* WHAT THE TASK REQUIRES *
When you find the word "JSON" in a line of the entries, please copy the whole line.

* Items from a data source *
»»
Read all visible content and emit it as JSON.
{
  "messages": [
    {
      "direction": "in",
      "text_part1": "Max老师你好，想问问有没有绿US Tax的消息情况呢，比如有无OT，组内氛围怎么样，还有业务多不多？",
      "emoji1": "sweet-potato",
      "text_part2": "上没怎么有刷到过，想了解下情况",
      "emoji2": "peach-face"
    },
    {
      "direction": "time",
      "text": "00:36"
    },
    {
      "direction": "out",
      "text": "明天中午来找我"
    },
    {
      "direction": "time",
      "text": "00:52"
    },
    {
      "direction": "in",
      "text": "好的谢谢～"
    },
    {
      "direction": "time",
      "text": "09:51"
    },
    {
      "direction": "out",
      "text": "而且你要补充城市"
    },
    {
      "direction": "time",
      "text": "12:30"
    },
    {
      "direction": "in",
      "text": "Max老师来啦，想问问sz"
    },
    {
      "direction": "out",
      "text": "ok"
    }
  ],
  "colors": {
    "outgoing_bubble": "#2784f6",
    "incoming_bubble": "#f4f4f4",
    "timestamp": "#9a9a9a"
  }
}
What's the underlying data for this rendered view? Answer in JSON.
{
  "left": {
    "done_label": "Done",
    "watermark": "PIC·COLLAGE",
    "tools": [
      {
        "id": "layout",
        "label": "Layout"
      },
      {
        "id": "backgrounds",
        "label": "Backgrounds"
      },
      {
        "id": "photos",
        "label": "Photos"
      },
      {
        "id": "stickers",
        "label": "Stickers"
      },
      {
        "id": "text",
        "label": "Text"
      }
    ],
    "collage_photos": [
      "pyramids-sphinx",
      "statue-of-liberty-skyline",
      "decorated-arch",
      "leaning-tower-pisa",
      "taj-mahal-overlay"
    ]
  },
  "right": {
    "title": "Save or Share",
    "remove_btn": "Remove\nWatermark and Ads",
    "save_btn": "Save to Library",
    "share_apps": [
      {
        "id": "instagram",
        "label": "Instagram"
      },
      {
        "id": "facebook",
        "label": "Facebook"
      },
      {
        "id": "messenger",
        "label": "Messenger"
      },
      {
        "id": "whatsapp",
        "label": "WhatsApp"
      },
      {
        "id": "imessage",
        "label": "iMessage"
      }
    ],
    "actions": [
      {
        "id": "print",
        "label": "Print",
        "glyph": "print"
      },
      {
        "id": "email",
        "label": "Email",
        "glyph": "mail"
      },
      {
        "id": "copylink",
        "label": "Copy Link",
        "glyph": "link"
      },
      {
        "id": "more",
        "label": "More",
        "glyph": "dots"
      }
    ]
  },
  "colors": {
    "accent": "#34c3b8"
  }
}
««
* THE COMPLETED TASK *
Read all visible content and emit it as JSON.
What's the underlying data for this rendered view? Answer in JSON.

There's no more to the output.